_EXERCISE GOAL_
Where a line holds the word "SLVS", count it, then give only the total for the entries below.

_MATERIAL SUPPLIED_
Start of Block

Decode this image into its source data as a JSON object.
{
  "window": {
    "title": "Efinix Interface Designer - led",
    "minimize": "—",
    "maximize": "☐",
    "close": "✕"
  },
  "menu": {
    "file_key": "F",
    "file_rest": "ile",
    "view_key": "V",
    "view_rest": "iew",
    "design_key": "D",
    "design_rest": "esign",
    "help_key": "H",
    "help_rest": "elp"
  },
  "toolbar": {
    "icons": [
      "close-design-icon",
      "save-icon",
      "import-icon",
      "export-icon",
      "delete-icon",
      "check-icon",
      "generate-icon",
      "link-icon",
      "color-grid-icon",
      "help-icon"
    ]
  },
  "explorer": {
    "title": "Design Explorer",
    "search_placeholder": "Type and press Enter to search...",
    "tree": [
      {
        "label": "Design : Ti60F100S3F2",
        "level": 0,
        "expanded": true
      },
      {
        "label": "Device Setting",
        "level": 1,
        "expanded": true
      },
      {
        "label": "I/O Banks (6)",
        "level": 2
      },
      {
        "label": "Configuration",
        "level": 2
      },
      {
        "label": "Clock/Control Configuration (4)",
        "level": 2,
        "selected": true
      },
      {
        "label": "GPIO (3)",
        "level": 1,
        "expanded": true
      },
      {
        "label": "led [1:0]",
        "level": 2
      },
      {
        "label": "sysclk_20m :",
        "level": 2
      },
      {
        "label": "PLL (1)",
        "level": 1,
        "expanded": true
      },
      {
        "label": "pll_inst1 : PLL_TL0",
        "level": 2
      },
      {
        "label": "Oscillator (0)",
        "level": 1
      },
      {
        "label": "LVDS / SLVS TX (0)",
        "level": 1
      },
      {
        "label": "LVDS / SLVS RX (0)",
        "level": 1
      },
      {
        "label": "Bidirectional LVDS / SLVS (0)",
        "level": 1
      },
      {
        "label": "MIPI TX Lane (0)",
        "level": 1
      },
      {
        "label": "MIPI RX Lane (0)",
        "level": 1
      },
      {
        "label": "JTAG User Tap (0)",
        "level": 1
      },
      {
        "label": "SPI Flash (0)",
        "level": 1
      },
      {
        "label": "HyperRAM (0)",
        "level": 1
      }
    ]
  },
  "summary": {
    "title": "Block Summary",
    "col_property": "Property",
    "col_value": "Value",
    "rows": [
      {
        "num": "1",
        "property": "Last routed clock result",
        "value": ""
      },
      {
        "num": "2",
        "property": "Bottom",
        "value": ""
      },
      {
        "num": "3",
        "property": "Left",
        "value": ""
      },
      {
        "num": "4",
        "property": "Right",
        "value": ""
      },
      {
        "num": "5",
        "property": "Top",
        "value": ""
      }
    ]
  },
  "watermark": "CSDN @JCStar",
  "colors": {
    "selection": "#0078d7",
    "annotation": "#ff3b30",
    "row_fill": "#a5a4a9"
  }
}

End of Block
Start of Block

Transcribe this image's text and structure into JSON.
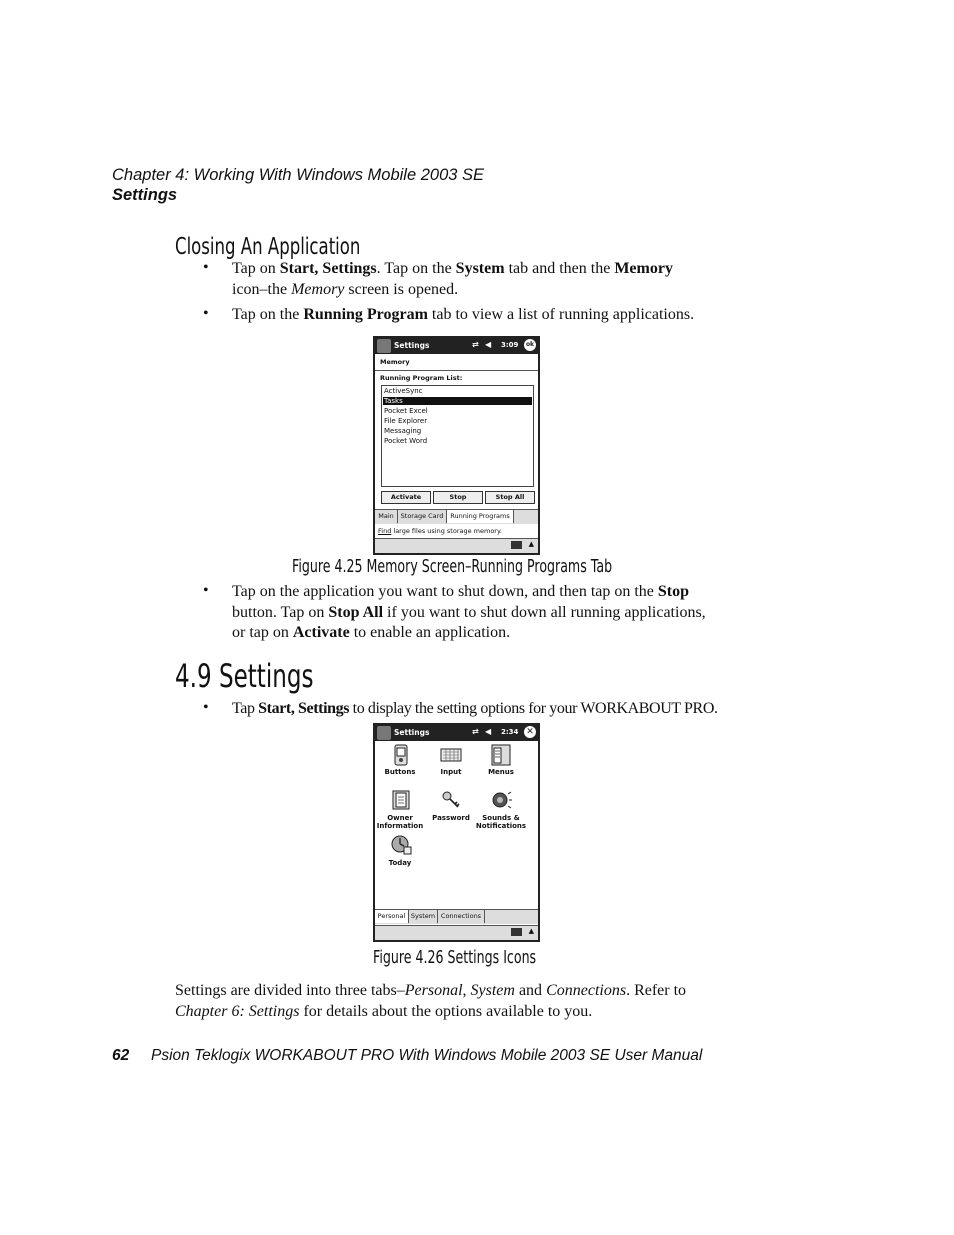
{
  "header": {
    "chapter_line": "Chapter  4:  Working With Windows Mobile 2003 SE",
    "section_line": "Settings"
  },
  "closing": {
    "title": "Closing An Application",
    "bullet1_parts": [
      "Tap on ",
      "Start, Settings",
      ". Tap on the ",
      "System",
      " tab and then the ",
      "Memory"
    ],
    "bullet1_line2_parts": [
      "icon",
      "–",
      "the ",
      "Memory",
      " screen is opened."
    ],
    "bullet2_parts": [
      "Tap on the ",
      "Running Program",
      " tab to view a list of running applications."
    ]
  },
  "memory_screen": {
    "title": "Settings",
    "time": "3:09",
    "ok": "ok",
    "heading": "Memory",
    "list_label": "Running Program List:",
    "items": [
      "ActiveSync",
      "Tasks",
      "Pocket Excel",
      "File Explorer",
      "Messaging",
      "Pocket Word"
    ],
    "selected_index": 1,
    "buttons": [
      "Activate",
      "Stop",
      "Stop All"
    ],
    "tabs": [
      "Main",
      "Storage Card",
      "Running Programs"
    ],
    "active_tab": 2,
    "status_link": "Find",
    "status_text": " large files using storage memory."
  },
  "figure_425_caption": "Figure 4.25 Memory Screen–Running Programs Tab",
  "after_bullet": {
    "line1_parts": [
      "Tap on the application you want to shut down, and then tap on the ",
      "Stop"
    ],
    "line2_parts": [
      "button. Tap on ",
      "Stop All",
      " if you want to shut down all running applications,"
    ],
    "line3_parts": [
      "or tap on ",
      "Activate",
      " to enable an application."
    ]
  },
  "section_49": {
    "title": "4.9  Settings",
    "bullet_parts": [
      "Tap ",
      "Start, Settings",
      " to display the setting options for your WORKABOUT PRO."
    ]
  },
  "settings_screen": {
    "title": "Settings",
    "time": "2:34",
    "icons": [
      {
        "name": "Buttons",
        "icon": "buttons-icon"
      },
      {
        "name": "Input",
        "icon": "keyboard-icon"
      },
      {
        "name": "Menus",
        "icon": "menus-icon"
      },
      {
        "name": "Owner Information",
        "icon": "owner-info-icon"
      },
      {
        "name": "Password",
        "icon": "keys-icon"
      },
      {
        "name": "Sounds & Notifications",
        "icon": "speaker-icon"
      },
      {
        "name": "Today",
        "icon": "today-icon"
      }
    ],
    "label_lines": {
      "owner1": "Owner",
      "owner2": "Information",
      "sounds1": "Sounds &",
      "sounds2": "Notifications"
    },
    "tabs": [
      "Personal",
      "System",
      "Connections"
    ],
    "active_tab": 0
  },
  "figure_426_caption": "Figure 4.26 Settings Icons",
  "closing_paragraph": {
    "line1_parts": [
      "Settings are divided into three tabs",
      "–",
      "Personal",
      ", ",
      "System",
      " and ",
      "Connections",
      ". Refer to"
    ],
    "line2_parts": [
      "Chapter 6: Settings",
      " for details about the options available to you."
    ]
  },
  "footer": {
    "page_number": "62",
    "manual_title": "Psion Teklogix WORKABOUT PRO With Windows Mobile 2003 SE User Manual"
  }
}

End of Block

_ANSWER TO THIS TASK_
3